In this lively conversation, Travis Holland and author Richard Ford discuss the genesis of Ford’s most famous fictional character, Frank Bascombe, the importance of always remembering the reader, greeting cards, what could well be one of the greatest short stories of the 20th century, and why place in fiction means nothing.
In Icelandic author Bragi Ólafsson’s The Pets, the narrator spends the novel hiding under his bed as his “friends,” who assume he isn’t home, gather in his apartment. Aaron Cance reviews this voyeuristic tale, its quirky narrative, and its debt to Moby Dick.
In this review of Antonya Nelson’s fourth novel, Bound, Jackie Retizes examines the role of serial killers as literary signifiers, how Nelson navigates multiple points of view, and why the author succeeds (when many less expert writers don’t) in favoring ambiguity over conclusions, “offering delicate moments of attachment in a book that is less about permanence than it is about restoration.”
Philipp Meyer sets his debut novel, American Rust, within a landscape of retired warehouses, rattling railways, prisons and Wal-Mart. The crumbling underpinnings of American industry provide the backdrop for human catastrophe. Meyer made The New Yorker‘s “20 Under 40” list on the strength of a book in which Hanna Pylväinen finds echoes of Mark Twain, Frank O’Hara and Cormac McCarthy.
Debut novelist Urban Waite enjoys a character-driven thriller, which is exactly what he delivers with The Terror of Living. In conversation with Cam Terwilliger, Waite reveals how the selfish characters of Graham Greene shaped his idea of the perfect book, how an editor who understands the writer’s vision can only help a book, and how flexibility can be the novelist’s best friend.
When The Unthinkable happens, how does a person – let alone a writer – deal with it? Billy Lombardo answers that sticky question with How to Hold a Woman, a novel-in-stories about a family dealing with the loss of their eldest child, Isabel.

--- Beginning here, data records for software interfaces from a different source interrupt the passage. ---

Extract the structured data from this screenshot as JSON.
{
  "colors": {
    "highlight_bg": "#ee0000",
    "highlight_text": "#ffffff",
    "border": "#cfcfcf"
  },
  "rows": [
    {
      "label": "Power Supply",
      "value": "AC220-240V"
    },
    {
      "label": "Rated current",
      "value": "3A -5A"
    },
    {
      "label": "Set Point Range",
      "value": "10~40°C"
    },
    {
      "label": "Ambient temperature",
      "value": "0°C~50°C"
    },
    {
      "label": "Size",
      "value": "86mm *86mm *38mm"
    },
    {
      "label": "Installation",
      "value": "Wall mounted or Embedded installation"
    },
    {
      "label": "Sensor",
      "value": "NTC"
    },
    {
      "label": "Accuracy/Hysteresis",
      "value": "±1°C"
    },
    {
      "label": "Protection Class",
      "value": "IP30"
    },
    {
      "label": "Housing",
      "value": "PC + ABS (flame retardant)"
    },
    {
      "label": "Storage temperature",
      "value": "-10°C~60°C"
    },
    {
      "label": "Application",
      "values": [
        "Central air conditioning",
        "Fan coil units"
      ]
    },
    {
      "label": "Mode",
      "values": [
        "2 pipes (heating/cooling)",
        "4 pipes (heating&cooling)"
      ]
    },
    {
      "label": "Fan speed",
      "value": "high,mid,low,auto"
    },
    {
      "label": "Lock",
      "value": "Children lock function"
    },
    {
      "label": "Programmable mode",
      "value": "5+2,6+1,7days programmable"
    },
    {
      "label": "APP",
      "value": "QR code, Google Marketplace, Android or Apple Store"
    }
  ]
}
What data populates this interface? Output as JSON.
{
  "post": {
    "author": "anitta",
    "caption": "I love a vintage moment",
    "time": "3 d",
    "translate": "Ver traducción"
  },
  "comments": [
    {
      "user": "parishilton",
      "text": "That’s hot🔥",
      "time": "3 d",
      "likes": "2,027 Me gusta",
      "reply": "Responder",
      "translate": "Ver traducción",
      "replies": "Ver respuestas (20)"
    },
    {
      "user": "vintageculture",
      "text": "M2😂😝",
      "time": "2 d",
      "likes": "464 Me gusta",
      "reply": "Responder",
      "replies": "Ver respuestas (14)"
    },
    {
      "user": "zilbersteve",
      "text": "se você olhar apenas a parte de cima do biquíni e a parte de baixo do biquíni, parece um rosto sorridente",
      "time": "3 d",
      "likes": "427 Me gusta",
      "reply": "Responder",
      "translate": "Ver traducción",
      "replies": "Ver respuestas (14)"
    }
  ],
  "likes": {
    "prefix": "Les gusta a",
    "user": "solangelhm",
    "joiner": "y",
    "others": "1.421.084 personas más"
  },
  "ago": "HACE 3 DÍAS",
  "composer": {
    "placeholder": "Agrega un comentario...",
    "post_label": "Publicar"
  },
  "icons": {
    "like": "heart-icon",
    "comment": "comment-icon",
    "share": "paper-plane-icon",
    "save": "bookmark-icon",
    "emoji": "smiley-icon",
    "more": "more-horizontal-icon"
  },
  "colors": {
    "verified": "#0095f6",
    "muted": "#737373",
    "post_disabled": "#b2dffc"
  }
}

In this review, Alison Espach explores how “the stories become not solely about the pain the family experiences, but more about when and how they feel happiness in light of the tragedy.”
J.T. Bushnell considers how Lori Ostlund’s debut story collection, The Bigness of the World, filled as it is with “godless homosexuals scattered across the globe” would have likely pleased Flannery O’Connor, whose own work is “unapologetically regional and almost dogmatically Catholic.” Ostlund, who won the Flannery O’Connor Prize for Short Fiction last year, writes of the mystery beneath our outer trappings, an underlying truth that binds the two writers in common cause.

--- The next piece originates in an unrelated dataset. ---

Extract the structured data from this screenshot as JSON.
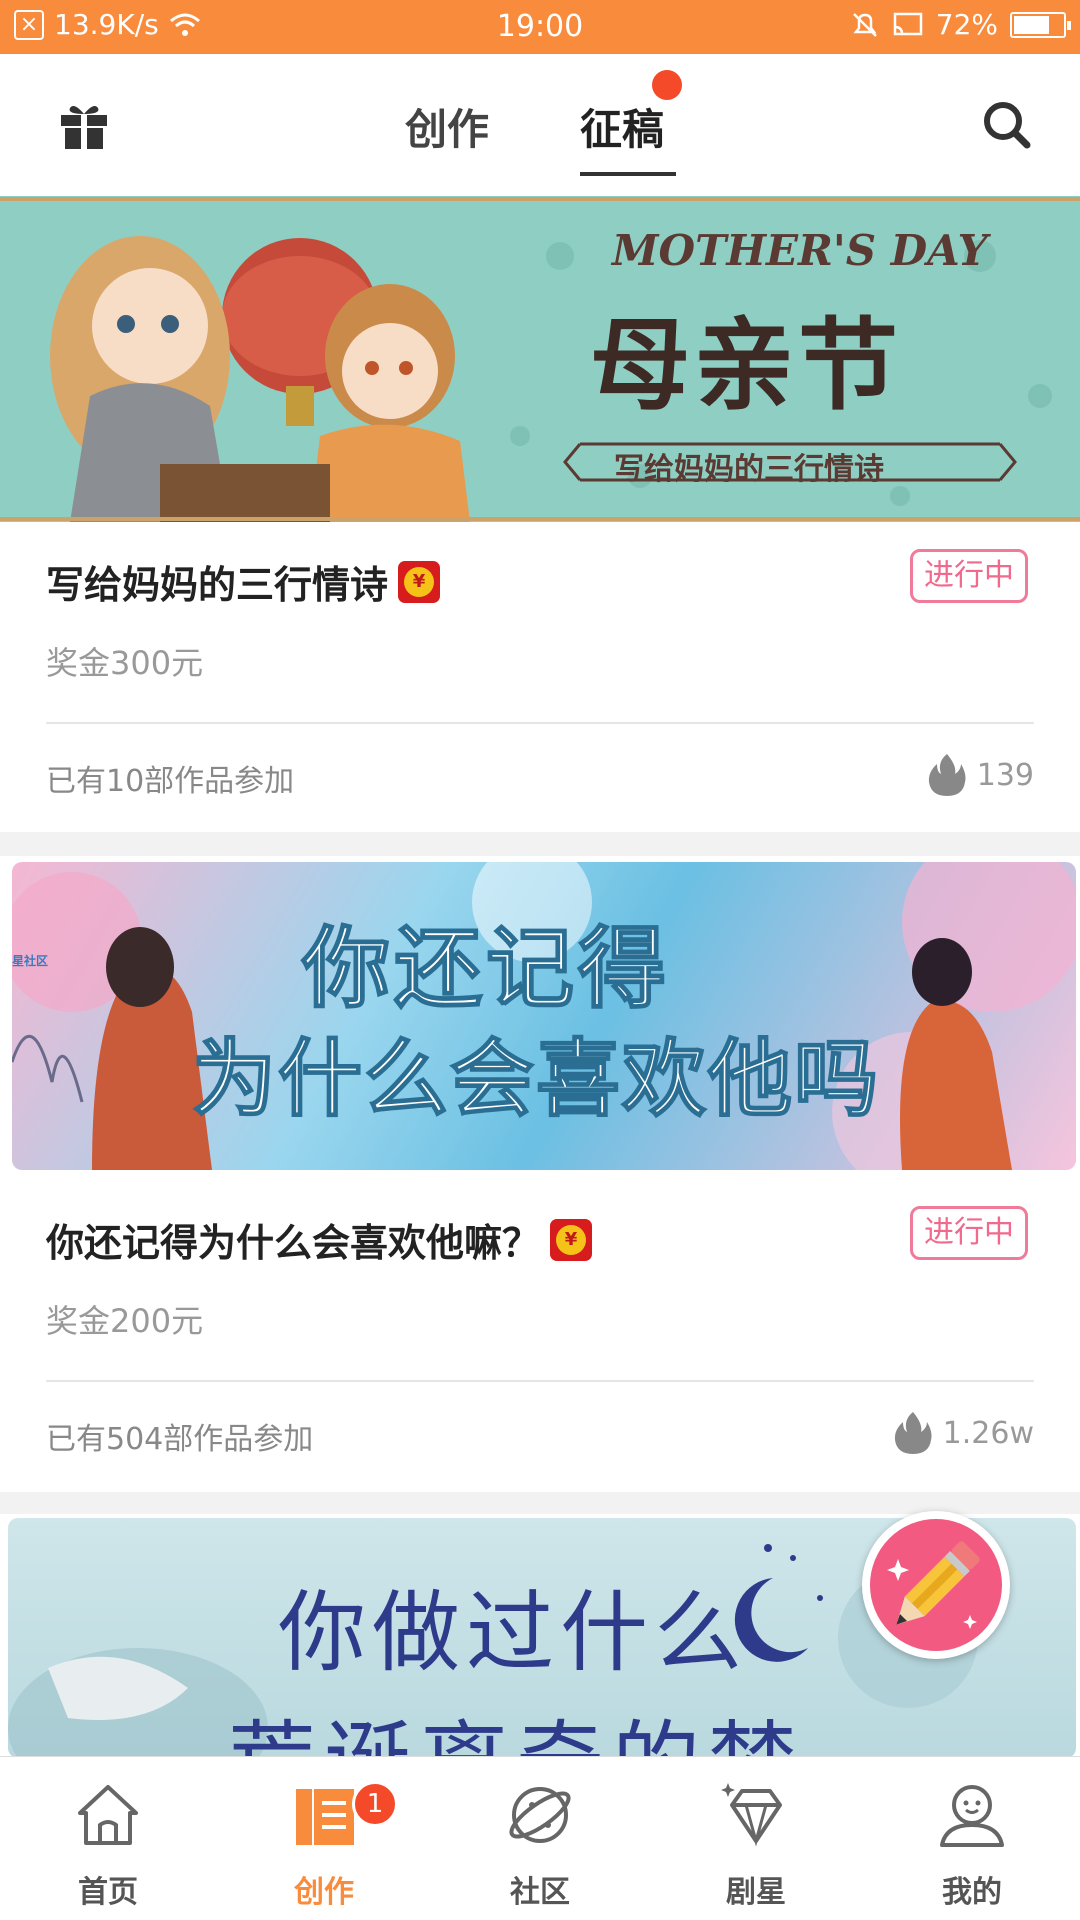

“We create things that we hope will, someday, become objects of value. In the wake of the 9/11 attacks, many writers–Foer, DeLillo, and Roth, to name just a few–all came out with 9/11 novels. I was initially bothered by this. I wanted to say, ‘Fuck you; I was there.’ This passed for a couple reasons. First was the realization that we’re all survivors of one type or another. Second, these texts can never really become authoritative positions on the experiences of a group of people, no matter how well written they are or how well credentialed their creators might be. There’s no uniform experience of being a 9/11 survivor, no uniform experience of being a woman. These are things that can’t be owned by anyone.”

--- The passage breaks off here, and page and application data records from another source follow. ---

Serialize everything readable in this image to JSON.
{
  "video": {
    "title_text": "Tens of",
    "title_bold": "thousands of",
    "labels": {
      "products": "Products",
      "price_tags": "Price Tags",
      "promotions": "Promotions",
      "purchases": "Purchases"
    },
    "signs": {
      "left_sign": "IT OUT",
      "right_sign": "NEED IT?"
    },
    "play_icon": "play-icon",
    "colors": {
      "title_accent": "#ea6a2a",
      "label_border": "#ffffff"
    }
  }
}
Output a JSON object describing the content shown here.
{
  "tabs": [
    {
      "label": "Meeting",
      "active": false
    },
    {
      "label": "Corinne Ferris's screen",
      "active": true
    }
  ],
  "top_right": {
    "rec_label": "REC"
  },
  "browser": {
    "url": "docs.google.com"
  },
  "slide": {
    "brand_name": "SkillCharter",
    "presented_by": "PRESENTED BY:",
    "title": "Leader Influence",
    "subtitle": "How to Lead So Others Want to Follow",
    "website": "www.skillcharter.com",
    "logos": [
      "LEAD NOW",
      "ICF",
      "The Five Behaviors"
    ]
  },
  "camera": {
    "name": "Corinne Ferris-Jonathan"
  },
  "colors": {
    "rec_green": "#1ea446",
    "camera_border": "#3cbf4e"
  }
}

Erzsebet Bathory gained immortal fame as one of the first female serial killers; known as the “Bloody Countess,” she was accused of brutally torturing and murdering over six-hundred young women. But was she really an unrepentant, psychopathic murderer—or simply a political obstacle to the king? Was she really bathing in the blood of her victims, or was she herself the victim of a witch hunt? Such questions haunt the pages of The Countess (Crown, 2010), Rebecca Johns’s lively historical novel, which reconstructs the complexity of this 17th century scandal and brings alive the woman behind the myth.
Michael Shilling’s interview with Percival’s Planet author Michael Byers delves into the fascinating characters – both historical and imagined – that populate Byers’ novel, which deals with the 1930s discovery of Pluto. Shilling says, “Reminiscent of such lightweights as James and Welty, Byers’ work shines with studied and infuried illuminations of the imperfect spirit; he can map out this process of inner grappling with a lovely, intense, and disciplined artistry.”